- [To do]
Please copy every line from the following entries in which the word "title" appears.

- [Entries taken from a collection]
· · · · ·

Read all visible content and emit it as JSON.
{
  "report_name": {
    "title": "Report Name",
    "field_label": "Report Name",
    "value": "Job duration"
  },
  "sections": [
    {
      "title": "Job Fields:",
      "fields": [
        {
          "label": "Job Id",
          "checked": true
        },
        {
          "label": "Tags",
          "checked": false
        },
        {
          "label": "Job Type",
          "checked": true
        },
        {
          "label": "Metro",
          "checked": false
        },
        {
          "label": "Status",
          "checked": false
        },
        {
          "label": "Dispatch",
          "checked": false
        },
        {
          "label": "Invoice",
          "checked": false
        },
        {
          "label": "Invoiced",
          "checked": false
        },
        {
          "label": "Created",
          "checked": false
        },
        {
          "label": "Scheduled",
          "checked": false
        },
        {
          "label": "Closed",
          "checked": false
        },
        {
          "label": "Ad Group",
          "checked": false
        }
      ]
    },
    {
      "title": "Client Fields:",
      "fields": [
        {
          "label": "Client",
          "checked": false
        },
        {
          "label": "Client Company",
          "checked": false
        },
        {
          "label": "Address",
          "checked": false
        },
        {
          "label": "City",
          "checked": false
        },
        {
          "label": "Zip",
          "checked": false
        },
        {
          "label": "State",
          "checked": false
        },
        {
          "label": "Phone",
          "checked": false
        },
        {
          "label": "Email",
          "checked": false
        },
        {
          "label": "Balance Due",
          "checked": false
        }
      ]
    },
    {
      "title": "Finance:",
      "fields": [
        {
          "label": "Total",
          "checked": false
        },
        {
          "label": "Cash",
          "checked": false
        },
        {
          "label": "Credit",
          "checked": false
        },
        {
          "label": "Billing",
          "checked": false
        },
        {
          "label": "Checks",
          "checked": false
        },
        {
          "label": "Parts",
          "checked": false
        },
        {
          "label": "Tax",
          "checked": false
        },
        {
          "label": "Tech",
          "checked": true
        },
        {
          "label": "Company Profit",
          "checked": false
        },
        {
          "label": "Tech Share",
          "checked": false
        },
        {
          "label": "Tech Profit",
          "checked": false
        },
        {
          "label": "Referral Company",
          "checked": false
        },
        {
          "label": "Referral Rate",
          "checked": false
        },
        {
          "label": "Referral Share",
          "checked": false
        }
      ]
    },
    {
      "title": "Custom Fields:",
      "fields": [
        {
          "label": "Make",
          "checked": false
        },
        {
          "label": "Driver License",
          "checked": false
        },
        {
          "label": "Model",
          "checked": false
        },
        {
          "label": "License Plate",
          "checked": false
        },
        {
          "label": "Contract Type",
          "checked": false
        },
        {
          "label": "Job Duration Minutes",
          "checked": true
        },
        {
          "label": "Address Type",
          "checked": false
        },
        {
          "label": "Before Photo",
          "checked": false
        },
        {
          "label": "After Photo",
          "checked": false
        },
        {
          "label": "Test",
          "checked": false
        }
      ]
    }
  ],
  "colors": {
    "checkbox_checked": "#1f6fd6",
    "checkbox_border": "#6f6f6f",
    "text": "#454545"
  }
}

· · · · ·

- [Exercise solution]
    "title": "Report Name",
      "title": "Job Fields:",
      "title": "Client Fields:",
      "title": "Finance:",
      "title": "Custom Fields:",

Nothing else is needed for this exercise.